Pre-order The Voltage Effect now! Click here to pre-order.

“It’s hard to imagine any story of innovation in our thinking about economics that does not involve Uri and John, especially their exploration of the sensitive hidden aspects of economics.”
-Dan Ariely, author of Predictably Irrational

“True trailblazers in one of the greatest innovations in economics of the last fifty years.”
-Steven Levitt, coauthor of Freakonomics

“Uri Gneezy is a pioneer whose work tears down the wall between the lab and the field.”
-Alvin E. Roth, Winner of the Nobel Prize in Economic Sciences

“John List’s work in field experiments is revolutionary.”
-Gary Becker, winner of the Nobel Prize in Economic Sciences

Uri Gneezy and John List are pioneers in the field of economics. Like most economists, they gather data and build models, but then they go beyond laboratories and offices, embedding themselves in our messy world—the factories, schools, communities, and offices where people live, work, and play.
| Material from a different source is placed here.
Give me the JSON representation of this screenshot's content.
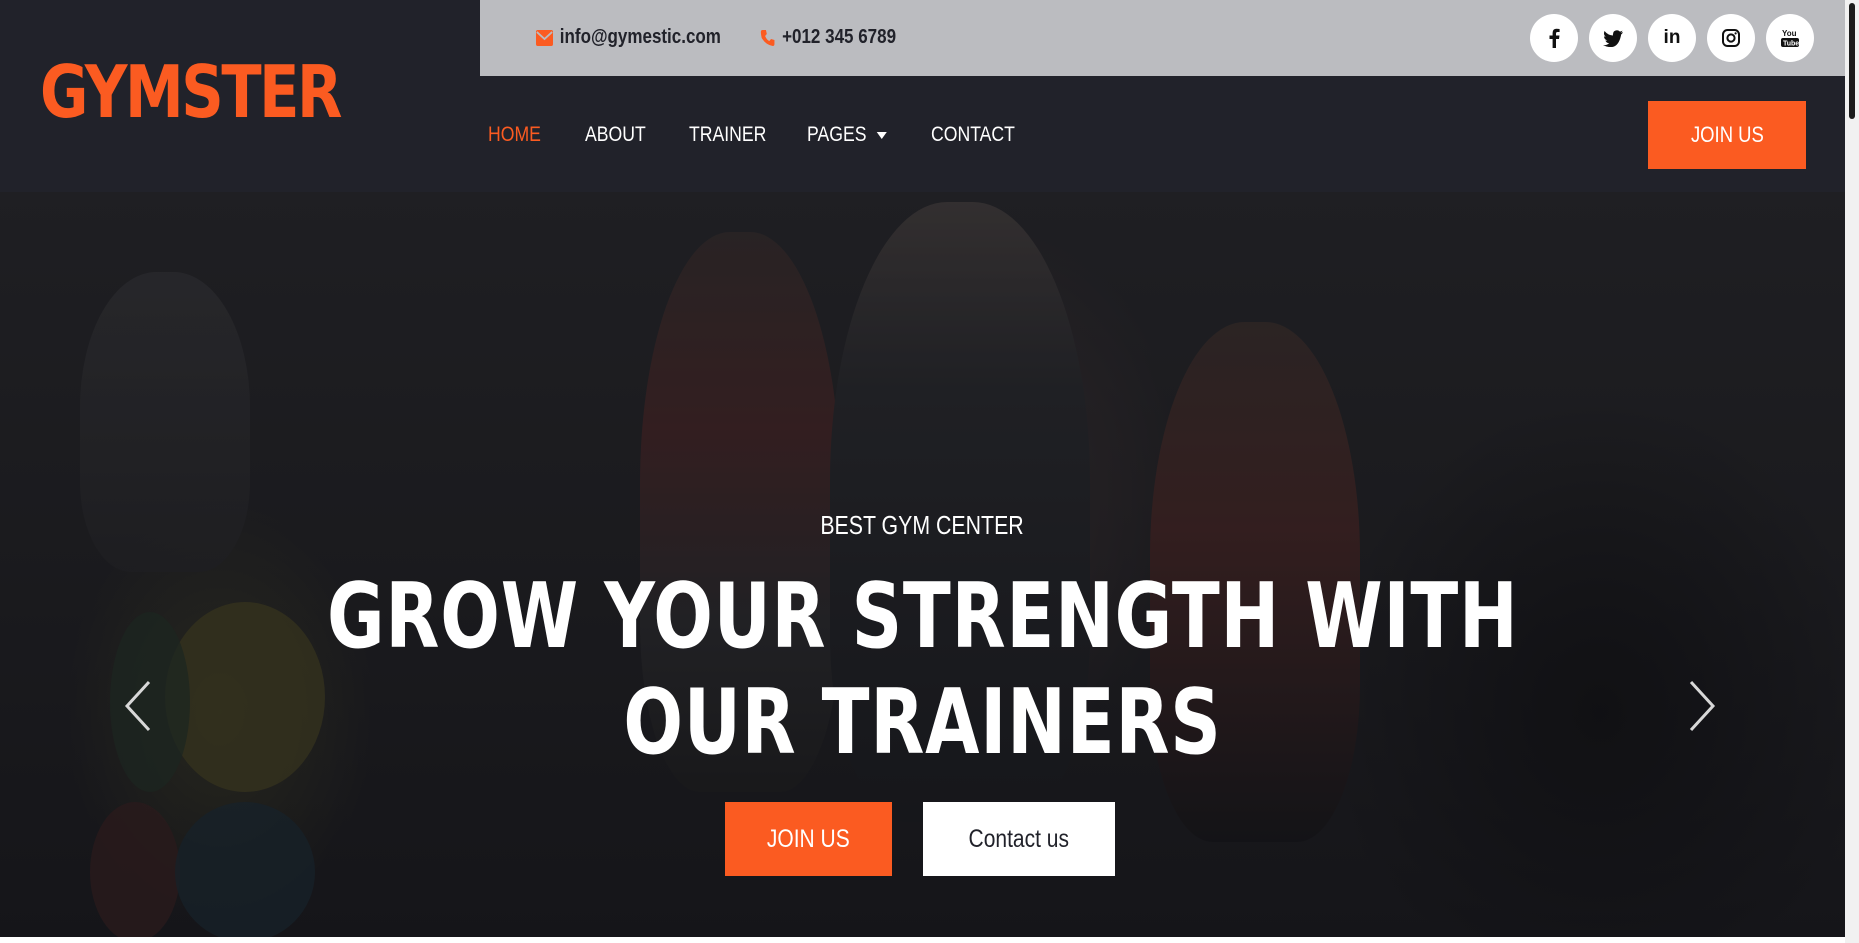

By conducting large-scale field experiments “in the wild,” they are able to observe people behaving in their natural environments when they’re not aware they are being observed. This trailblazing approach yields a deeper, nuanced understanding of human behavior.

Washington Post Bestseller List

“Gneezy and List… specialize in ingenious ‘field experiments’ that elucidate the workings of social psychology and decision making…Writing in the Freakonomics vein of breezy pop-econ… The authors’ lucid, engaging exposition of thought-provoking research spotlights some of our more perverse promptings—and their underlying logic.”
—Publishers Weekly, STARRED Review

“Confused? a new book by behavioural economists Uri Gneezy and John List answers your questions”
The London Evening Standard

Korean Version Review
[인터뷰] ‘무엇이 행동하게 하는가’ 존 리스트